__ASSIGNMENT__:
Consider each line of the material below and note whether it holds "author". State how many do, and nothing else.

►

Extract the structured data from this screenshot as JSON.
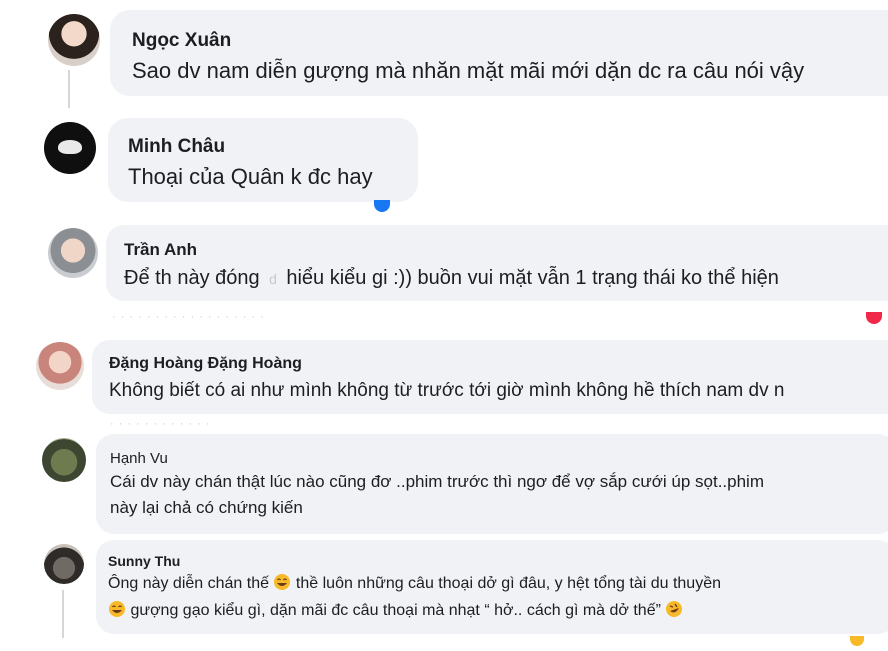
{
  "comments": [
    {
      "author": "Ngọc Xuân",
      "text": "Sao dv nam diễn gượng mà nhăn mặt mãi mới dặn dc ra câu nói vậy"
    },
    {
      "author": "Minh Châu",
      "text": "Thoại của Quân k đc hay"
    },
    {
      "author": "Trần Anh",
      "text_a": "Để th này đóng",
      "text_b": "hiểu kiểu gi :)) buồn vui mặt vẫn 1 trạng thái ko thể hiện"
    },
    {
      "author": "Đặng Hoàng Đặng Hoàng",
      "text": "Không biết có ai như mình không từ trước tới giờ mình không hề thích nam dv n"
    },
    {
      "author": "Hạnh Vu",
      "line1": "Cái dv này chán thật lúc nào cũng đơ ..phim trước thì ngơ để vợ sắp cưới úp sọt..phim",
      "line2": "này lại chả có chứng kiến"
    },
    {
      "author": "Sunny Thu",
      "line1_a": "Ông này diễn chán thế",
      "line1_b": "thề luôn những câu thoại dở gì đâu, y hệt tổng tài du thuyền",
      "line2_a": "gượng gạo kiểu gì, dặn mãi đc câu thoại mà nhạt “ hở.. cách gì mà dở thế”"
    }
  ],
  "colors": {
    "bubble": "#f0f2f5",
    "text": "#1c1e21",
    "muted": "#65676b",
    "reaction_blue": "#1877f2",
    "reaction_red": "#f02849"
  }
}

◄

__REPLY TO THE EXERCISE__:
6